Let’s start with a dry wheat kernel. Being a seed, it is simply a storage container and life support system for the tiny wheat embryo that lives in its heart. It’s sole purpose is to grow into a wheat plant and make more wheat kernels. When this kernel is eaten in it’s dormant form, only about 30% of it is digestible. The rest of those nutrients are locked away, waiting to feed the growing embryo.
Something amazing happens when you add water and warmth to that little kernel. The embryo awakens and all those locked away nutrients become available to feed and nurture it. After 6 days or so, about 80% of those nutrients are now available. Basically, by growing your dry grain into Fodder, you make maximum use of what you already have.
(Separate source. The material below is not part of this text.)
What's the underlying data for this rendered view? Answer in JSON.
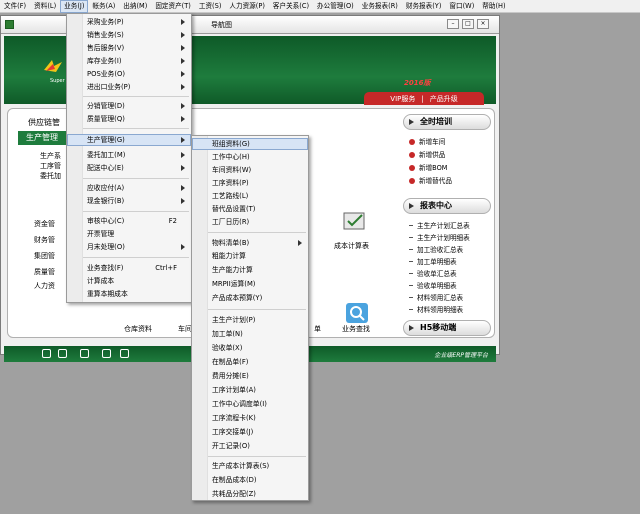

Generally Fodder will weigh about 6 times more than the grain used to grow it. It is important to realize that this gain in weight is nearly all water. The weight of the finished Fodder really doesn’t matter at all. What matters is the weight of the seed you use in the first place. You are not adding anything to the seed you put in there. Everything you are feeding in your Fodder was already in that grain, you just made it available. The 1 pound of grain to 6 pounds of Fodder is just a handy rule of thumb to figure out how much you should be feeding each animal. For example, if you use 2 1/2 pounds of grain, you can figure 15 pounds of Fodder when you decide how much that of tray should feed, whether it weighs 15 pounds or not.